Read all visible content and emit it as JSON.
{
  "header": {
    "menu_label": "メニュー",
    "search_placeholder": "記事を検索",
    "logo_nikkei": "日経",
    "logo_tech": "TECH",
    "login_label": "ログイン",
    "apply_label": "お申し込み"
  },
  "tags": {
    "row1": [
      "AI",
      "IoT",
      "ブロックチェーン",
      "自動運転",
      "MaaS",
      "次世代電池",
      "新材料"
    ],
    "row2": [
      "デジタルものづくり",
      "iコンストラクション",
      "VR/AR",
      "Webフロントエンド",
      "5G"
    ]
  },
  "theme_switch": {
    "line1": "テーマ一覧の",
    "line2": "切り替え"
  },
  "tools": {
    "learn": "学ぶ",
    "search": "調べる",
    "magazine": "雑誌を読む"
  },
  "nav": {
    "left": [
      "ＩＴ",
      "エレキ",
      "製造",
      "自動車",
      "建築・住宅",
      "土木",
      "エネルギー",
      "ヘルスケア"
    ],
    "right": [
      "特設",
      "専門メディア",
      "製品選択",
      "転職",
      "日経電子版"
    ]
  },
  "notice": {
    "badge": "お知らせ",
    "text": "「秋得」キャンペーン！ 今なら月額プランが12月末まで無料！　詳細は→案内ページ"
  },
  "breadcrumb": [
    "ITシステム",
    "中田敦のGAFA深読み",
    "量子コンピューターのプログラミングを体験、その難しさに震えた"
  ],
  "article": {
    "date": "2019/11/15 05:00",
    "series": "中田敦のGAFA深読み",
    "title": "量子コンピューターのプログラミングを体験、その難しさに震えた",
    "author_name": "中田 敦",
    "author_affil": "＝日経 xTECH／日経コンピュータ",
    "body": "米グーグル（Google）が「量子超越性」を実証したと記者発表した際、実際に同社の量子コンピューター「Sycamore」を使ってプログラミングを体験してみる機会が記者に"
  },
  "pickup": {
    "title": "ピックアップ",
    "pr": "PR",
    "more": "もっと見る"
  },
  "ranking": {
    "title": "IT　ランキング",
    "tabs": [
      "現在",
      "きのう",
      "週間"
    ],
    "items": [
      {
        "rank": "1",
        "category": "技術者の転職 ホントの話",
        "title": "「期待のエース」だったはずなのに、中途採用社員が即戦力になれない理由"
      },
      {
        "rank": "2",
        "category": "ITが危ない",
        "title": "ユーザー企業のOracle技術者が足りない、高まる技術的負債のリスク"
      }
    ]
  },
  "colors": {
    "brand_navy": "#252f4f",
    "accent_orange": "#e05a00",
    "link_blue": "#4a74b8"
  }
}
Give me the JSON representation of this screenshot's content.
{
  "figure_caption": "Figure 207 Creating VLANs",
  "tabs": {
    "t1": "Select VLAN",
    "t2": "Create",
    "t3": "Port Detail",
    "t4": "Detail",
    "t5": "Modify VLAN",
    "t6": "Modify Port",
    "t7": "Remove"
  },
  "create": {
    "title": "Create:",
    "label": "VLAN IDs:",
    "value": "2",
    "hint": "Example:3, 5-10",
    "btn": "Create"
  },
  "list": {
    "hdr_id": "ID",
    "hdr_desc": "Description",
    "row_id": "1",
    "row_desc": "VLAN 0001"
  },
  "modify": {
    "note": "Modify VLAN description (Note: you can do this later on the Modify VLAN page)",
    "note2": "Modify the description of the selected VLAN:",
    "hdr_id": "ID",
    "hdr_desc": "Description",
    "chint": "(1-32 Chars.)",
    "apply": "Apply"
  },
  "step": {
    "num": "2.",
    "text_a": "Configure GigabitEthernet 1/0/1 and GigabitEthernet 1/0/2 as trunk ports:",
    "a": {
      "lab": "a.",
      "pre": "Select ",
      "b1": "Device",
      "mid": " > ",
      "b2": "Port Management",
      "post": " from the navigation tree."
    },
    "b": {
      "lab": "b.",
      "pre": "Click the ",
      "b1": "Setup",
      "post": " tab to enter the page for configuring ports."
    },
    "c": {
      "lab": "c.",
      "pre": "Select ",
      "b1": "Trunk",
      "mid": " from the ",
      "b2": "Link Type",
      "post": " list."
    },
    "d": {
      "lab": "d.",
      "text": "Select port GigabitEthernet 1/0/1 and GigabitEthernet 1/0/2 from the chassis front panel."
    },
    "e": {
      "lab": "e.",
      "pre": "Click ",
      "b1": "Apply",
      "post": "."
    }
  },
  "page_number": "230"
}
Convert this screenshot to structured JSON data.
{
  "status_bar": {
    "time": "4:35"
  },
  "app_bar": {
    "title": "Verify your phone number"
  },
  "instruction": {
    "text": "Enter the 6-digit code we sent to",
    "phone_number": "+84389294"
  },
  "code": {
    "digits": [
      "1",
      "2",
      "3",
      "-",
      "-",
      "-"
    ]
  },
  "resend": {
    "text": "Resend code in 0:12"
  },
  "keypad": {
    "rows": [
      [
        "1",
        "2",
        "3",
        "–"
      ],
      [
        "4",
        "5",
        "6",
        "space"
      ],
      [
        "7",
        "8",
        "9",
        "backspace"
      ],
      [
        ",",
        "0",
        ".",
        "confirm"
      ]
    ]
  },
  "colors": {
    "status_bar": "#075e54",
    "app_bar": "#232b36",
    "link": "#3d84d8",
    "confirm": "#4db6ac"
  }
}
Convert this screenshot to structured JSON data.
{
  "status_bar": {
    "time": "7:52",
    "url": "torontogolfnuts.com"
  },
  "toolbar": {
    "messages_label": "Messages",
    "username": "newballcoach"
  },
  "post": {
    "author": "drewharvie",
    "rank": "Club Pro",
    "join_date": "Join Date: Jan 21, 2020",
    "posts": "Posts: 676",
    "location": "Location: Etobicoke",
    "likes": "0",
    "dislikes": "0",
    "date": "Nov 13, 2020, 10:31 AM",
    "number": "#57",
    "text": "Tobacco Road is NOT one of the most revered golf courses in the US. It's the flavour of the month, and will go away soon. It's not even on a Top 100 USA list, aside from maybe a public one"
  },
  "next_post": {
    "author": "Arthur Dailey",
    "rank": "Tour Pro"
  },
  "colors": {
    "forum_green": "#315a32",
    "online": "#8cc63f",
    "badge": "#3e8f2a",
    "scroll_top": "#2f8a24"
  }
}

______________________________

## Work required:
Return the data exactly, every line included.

## Solution to this task:
Read all visible content and emit it as JSON.
{
  "header": {
    "menu_label": "メニュー",
    "search_placeholder": "記事を検索",
    "logo_nikkei": "日経",
    "logo_tech": "TECH",
    "login_label": "ログイン",
    "apply_label": "お申し込み"
  },
  "tags": {
    "row1": [
      "AI",
      "IoT",
      "ブロックチェーン",
      "自動運転",
      "MaaS",
      "次世代電池",
      "新材料"
    ],
    "row2": [
      "デジタルものづくり",
      "iコンストラクション",
      "VR/AR",
      "Webフロントエンド",
      "5G"
    ]
  },
  "theme_switch": {
    "line1": "テーマ一覧の",
    "line2": "切り替え"
  },
  "tools": {
    "learn": "学ぶ",
    "search": "調べる",
    "magazine": "雑誌を読む"
  },
  "nav": {
    "left": [
      "ＩＴ",
      "エレキ",
      "製造",
      "自動車",
      "建築・住宅",
      "土木",
      "エネルギー",
      "ヘルスケア"
    ],
    "right": [
      "特設",
      "専門メディア",
      "製品選択",
      "転職",
      "日経電子版"
    ]
  },
  "notice": {
    "badge": "お知らせ",
    "text": "「秋得」キャンペーン！ 今なら月額プランが12月末まで無料！　詳細は→案内ページ"
  },
  "breadcrumb": [
    "ITシステム",
    "中田敦のGAFA深読み",
    "量子コンピューターのプログラミングを体験、その難しさに震えた"
  ],
  "article": {
    "date": "2019/11/15 05:00",
    "series": "中田敦のGAFA深読み",
    "title": "量子コンピューターのプログラミングを体験、その難しさに震えた",
    "author_name": "中田 敦",
    "author_affil": "＝日経 xTECH／日経コンピュータ",
    "body": "米グーグル（Google）が「量子超越性」を実証したと記者発表した際、実際に同社の量子コンピューター「Sycamore」を使ってプログラミングを体験してみる機会が記者に"
  },
  "pickup": {
    "title": "ピックアップ",
    "pr": "PR",
    "more": "もっと見る"
  },
  "ranking": {
    "title": "IT　ランキング",
    "tabs": [
      "現在",
      "きのう",
      "週間"
    ],
    "items": [
      {
        "rank": "1",
        "category": "技術者の転職 ホントの話",
        "title": "「期待のエース」だったはずなのに、中途採用社員が即戦力になれない理由"
      },
      {
        "rank": "2",
        "category": "ITが危ない",
        "title": "ユーザー企業のOracle技術者が足りない、高まる技術的負債のリスク"
      }
    ]
  },
  "colors": {
    "brand_navy": "#252f4f",
    "accent_orange": "#e05a00",
    "link_blue": "#4a74b8"
  }
}
Give me the JSON representation of this screenshot's content.
{
  "figure_caption": "Figure 207 Creating VLANs",
  "tabs": {
    "t1": "Select VLAN",
    "t2": "Create",
    "t3": "Port Detail",
    "t4": "Detail",
    "t5": "Modify VLAN",
    "t6": "Modify Port",
    "t7": "Remove"
  },
  "create": {
    "title": "Create:",
    "label": "VLAN IDs:",
    "value": "2",
    "hint": "Example:3, 5-10",
    "btn": "Create"
  },
  "list": {
    "hdr_id": "ID",
    "hdr_desc": "Description",
    "row_id": "1",
    "row_desc": "VLAN 0001"
  },
  "modify": {
    "note": "Modify VLAN description (Note: you can do this later on the Modify VLAN page)",
    "note2": "Modify the description of the selected VLAN:",
    "hdr_id": "ID",
    "hdr_desc": "Description",
    "chint": "(1-32 Chars.)",
    "apply": "Apply"
  },
  "step": {
    "num": "2.",
    "text_a": "Configure GigabitEthernet 1/0/1 and GigabitEthernet 1/0/2 as trunk ports:",
    "a": {
      "lab": "a.",
      "pre": "Select ",
      "b1": "Device",
      "mid": " > ",
      "b2": "Port Management",
      "post": " from the navigation tree."
    },
    "b": {
      "lab": "b.",
      "pre": "Click the ",
      "b1": "Setup",
      "post": " tab to enter the page for configuring ports."
    },
    "c": {
      "lab": "c.",
      "pre": "Select ",
      "b1": "Trunk",
      "mid": " from the ",
      "b2": "Link Type",
      "post": " list."
    },
    "d": {
      "lab": "d.",
      "text": "Select port GigabitEthernet 1/0/1 and GigabitEthernet 1/0/2 from the chassis front panel."
    },
    "e": {
      "lab": "e.",
      "pre": "Click ",
      "b1": "Apply",
      "post": "."
    }
  },
  "page_number": "230"
}
Convert this screenshot to structured JSON data.
{
  "status_bar": {
    "time": "4:35"
  },
  "app_bar": {
    "title": "Verify your phone number"
  },
  "instruction": {
    "text": "Enter the 6-digit code we sent to",
    "phone_number": "+84389294"
  },
  "code": {
    "digits": [
      "1",
      "2",
      "3",
      "-",
      "-",
      "-"
    ]
  },
  "resend": {
    "text": "Resend code in 0:12"
  },
  "keypad": {
    "rows": [
      [
        "1",
        "2",
        "3",
        "–"
      ],
      [
        "4",
        "5",
        "6",
        "space"
      ],
      [
        "7",
        "8",
        "9",
        "backspace"
      ],
      [
        ",",
        "0",
        ".",
        "confirm"
      ]
    ]
  },
  "colors": {
    "status_bar": "#075e54",
    "app_bar": "#232b36",
    "link": "#3d84d8",
    "confirm": "#4db6ac"
  }
}
Convert this screenshot to structured JSON data.
{
  "status_bar": {
    "time": "7:52",
    "url": "torontogolfnuts.com"
  },
  "toolbar": {
    "messages_label": "Messages",
    "username": "newballcoach"
  },
  "post": {
    "author": "drewharvie",
    "rank": "Club Pro",
    "join_date": "Join Date: Jan 21, 2020",
    "posts": "Posts: 676",
    "location": "Location: Etobicoke",
    "likes": "0",
    "dislikes": "0",
    "date": "Nov 13, 2020, 10:31 AM",
    "number": "#57",
    "text": "Tobacco Road is NOT one of the most revered golf courses in the US. It's the flavour of the month, and will go away soon. It's not even on a Top 100 USA list, aside from maybe a public one"
  },
  "next_post": {
    "author": "Arthur Dailey",
    "rank": "Tour Pro"
  },
  "colors": {
    "forum_green": "#315a32",
    "online": "#8cc63f",
    "badge": "#3e8f2a",
    "scroll_top": "#2f8a24"
  }
}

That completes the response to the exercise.